Plenty of people disagree on what the form of Giygas is meant to look like or represent, but almost all of them agree that it’s unsettling. Whatever your project is, it should be no different. Users might disagree on what the exact messaging of a label should be, or which image best fits with a blog post’s message, or the best brand colors for your messaging. But in the end, what matters is that their experiences all boil down to the same things that you desire for them to feel or that they can complete the tasks they need to complete. If a label is disrupting a user’s experience, it’s probably a good idea to change that label. But if it comes down to semantics and is still intuitive, then the experience hasn’t been tarnished even though each user’s ideas may differ.
Positive emotions are very strong.
The themes of hope and a light at the end of the tunnel ring true in UX. User’s like feeling like they are one step closer to completion, that they’re almost to the finish line. Users enjoy feeling a glimmer of hope, and they enjoy feeling happy throughout the process of whatever their doing. These things seem obvious, but the battle with Giygas reinforces our discussion on that: in something so desolate and bleak (think maybe…a tax audit process on a website?), little moments of happiness and positivity can be what it takes to create a positive, memorable experience overall (assistive features, progress bars, positive feedback after task completions).
Don’t forget the little things….because they might just become the big things.
From the touching chills a player gets when they first notice that their prayers are being “heard” in the game, to the buildup of Porky’s evil reign, to each prayer slowly fracturing Giygas and each Sound Stone melody making Ness and friends stronger…each moment is memorable and matters to the overall experience.

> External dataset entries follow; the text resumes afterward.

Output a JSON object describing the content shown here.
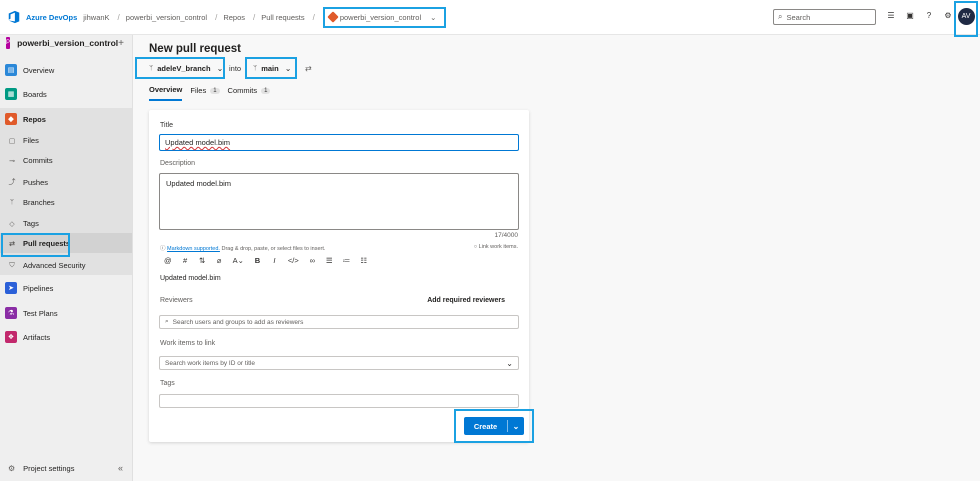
{
  "topbar": {
    "org": "Azure DevOps",
    "user": "jihwanK",
    "crumbs": [
      "powerbi_version_control",
      "Repos",
      "Pull requests"
    ],
    "repo": "powerbi_version_control",
    "search_placeholder": "Search",
    "avatar_initials": "AV"
  },
  "sidebar": {
    "project_initial": "P",
    "project_name": "powerbi_version_control",
    "items": [
      {
        "label": "Overview",
        "icon": "overview-icon",
        "color": "#2b88d8"
      },
      {
        "label": "Boards",
        "icon": "boards-icon",
        "color": "#009a83"
      },
      {
        "label": "Repos",
        "icon": "repos-icon",
        "color": "#e05a2a"
      },
      {
        "label": "Files",
        "icon": "files-icon"
      },
      {
        "label": "Commits",
        "icon": "commits-icon"
      },
      {
        "label": "Pushes",
        "icon": "pushes-icon"
      },
      {
        "label": "Branches",
        "icon": "branches-icon"
      },
      {
        "label": "Tags",
        "icon": "tags-icon"
      },
      {
        "label": "Pull requests",
        "icon": "pull-requests-icon"
      },
      {
        "label": "Advanced Security",
        "icon": "shield-icon"
      },
      {
        "label": "Pipelines",
        "icon": "pipelines-icon",
        "color": "#2b60d8"
      },
      {
        "label": "Test Plans",
        "icon": "test-plans-icon",
        "color": "#8a2da5"
      },
      {
        "label": "Artifacts",
        "icon": "artifacts-icon",
        "color": "#c2286c"
      }
    ],
    "project_settings": "Project settings"
  },
  "main": {
    "title": "New pull request",
    "source_branch": "adeleV_branch",
    "into": "into",
    "target_branch": "main",
    "tabs": [
      {
        "label": "Overview",
        "count": ""
      },
      {
        "label": "Files",
        "count": "1"
      },
      {
        "label": "Commits",
        "count": "1"
      }
    ],
    "form": {
      "title_label": "Title",
      "title_value": "Updated model.bim",
      "description_label": "Description",
      "description_value": "Updated model.bim",
      "char_count": "17/4000",
      "markdown_link": "Markdown supported.",
      "markdown_note": " Drag & drop, paste, or select files to insert.",
      "link_work_items": "Link work items.",
      "preview_text": "Updated model.bim",
      "reviewers_label": "Reviewers",
      "add_required_reviewers": "Add required reviewers",
      "reviewers_placeholder": "Search users and groups to add as reviewers",
      "work_items_label": "Work items to link",
      "work_items_placeholder": "Search work items by ID or title",
      "tags_label": "Tags",
      "create_label": "Create"
    }
  }
}
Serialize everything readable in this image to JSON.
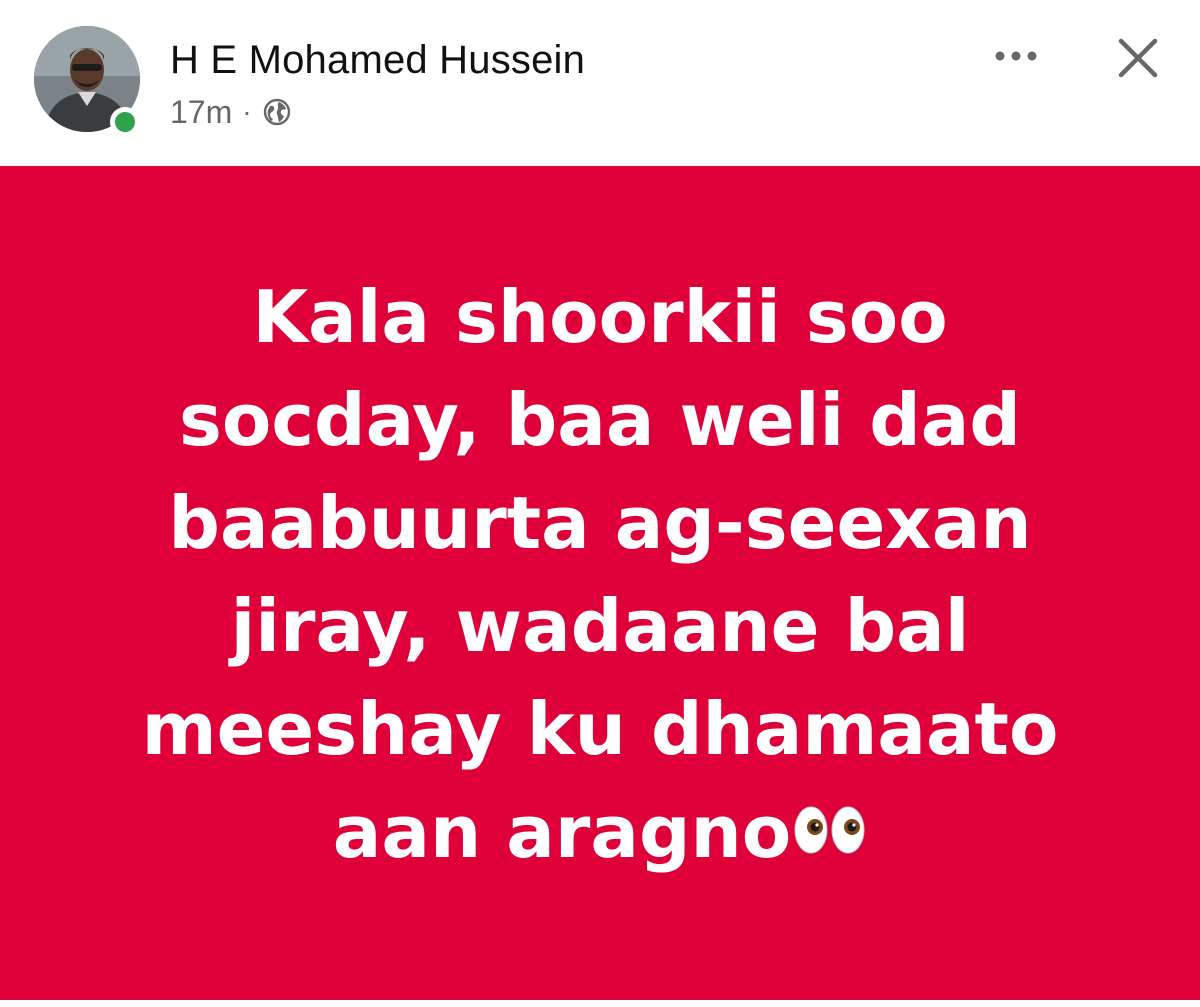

One button being non functional or not working as users might intend on your interface might not seem like a big deal when you’re so focused on ensuring your conversion process is streamlined and perfect…so focused on that end goal, but that might be the button the user was hoping to use and changes their perception wildly of the product. And what if this user was a big name blogger, who now talks ill of your product to thousands of followers, who share that article like wildfire….sounds a lot like a Porky situation, doesn’t it?<br> While this scenario might be unlikely, and it’s important to streamline those areas users are most likely to utilize first, it makes for a lesson worth keeping in mind. Tiny moments like remembering a user’s billing information, or showing them costs with shipping and tax up front, or making the registration process a bit more fun and simple – these are all tiny moments that influence your user’s perception of the product overall, and those tiny moments just might be the thing that separates you from your competitor and makes you the winner in your user’s eyes.
This has been my analysis on the final fight with Giygas in Earthbound. I know some of my ideas were obviously following my own interpretations or train of thought, but I hope they made sense in the grand scheme of my analysis and my concepts of the psychology of the fight and how these relate to usability, and maybe gave you a new twist on your own perceptions of the battle, however minor.
I hope you enjoyed, I hope it got you thinking, and I hope you maybe learned something along the way! 🙂 Thanks for reading!
“The War Against Gigyas is Over….Our Travels Together End Here” – Epilogue, Earthbound
EarthBound copyright Shigesato Itoi, Nintendo, HAL Laboratory and Ape Inc.